• AIM OF THE TASK: Which lines to output? The line containing "Read all visible content and emit it as JSON." and every line after it in the data below, each copied exactly.

[Excerpts from an interface dataset]
# # # #

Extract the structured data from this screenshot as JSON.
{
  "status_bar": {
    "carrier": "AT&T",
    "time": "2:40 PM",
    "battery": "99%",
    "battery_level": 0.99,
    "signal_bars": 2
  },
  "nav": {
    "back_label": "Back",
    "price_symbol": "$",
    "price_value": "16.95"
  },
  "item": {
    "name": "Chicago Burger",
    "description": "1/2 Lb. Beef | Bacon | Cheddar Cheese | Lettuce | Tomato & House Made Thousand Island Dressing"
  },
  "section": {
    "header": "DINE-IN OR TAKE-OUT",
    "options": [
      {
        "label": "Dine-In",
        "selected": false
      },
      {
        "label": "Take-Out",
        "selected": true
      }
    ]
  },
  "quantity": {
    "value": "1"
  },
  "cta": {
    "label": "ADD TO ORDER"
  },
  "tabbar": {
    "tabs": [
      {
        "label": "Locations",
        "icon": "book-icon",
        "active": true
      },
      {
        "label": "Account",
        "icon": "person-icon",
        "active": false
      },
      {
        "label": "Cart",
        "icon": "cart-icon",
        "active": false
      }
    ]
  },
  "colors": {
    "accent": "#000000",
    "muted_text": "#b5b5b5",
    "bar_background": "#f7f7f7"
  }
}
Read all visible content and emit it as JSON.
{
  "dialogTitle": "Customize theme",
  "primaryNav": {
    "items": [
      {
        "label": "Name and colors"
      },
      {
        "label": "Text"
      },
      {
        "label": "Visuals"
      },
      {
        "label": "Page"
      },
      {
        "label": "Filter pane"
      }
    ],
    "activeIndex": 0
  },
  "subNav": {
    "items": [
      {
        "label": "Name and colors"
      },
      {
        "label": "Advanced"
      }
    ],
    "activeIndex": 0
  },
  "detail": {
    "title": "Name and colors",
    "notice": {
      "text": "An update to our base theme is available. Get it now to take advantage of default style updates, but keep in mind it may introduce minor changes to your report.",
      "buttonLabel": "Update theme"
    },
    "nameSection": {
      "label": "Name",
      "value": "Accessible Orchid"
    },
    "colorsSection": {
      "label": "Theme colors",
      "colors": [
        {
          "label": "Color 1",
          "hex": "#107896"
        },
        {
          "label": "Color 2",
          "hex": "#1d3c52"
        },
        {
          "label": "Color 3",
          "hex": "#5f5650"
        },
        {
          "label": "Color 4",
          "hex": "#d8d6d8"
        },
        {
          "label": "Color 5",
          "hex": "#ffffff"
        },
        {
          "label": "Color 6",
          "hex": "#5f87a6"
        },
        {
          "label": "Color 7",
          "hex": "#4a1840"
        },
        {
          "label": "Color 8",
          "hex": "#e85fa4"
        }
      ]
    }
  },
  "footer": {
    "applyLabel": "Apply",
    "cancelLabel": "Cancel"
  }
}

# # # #

• EXERCISE RESULT:
Read all visible content and emit it as JSON.
{
  "dialogTitle": "Customize theme",
  "primaryNav": {
    "items": [
      {
        "label": "Name and colors"
      },
      {
        "label": "Text"
      },
      {
        "label": "Visuals"
      },
      {
        "label": "Page"
      },
      {
        "label": "Filter pane"
      }
    ],
    "activeIndex": 0
  },
  "subNav": {
    "items": [
      {
        "label": "Name and colors"
      },
      {
        "label": "Advanced"
      }
    ],
    "activeIndex": 0
  },
  "detail": {
    "title": "Name and colors",
    "notice": {
      "text": "An update to our base theme is available. Get it now to take advantage of default style updates, but keep in mind it may introduce minor changes to your report.",
      "buttonLabel": "Update theme"
    },
    "nameSection": {
      "label": "Name",
      "value": "Accessible Orchid"
    },
    "colorsSection": {
      "label": "Theme colors",
      "colors": [
        {
          "label": "Color 1",
          "hex": "#107896"
        },
        {
          "label": "Color 2",
          "hex": "#1d3c52"
        },
        {
          "label": "Color 3",
          "hex": "#5f5650"
        },
        {
          "label": "Color 4",
          "hex": "#d8d6d8"
        },
        {
          "label": "Color 5",
          "hex": "#ffffff"
        },
        {
          "label": "Color 6",
          "hex": "#5f87a6"
        },
        {
          "label": "Color 7",
          "hex": "#4a1840"
        },
        {
          "label": "Color 8",
          "hex": "#e85fa4"
        }
      ]
    }
  },
  "footer": {
    "applyLabel": "Apply",
    "cancelLabel": "Cancel"
  }
}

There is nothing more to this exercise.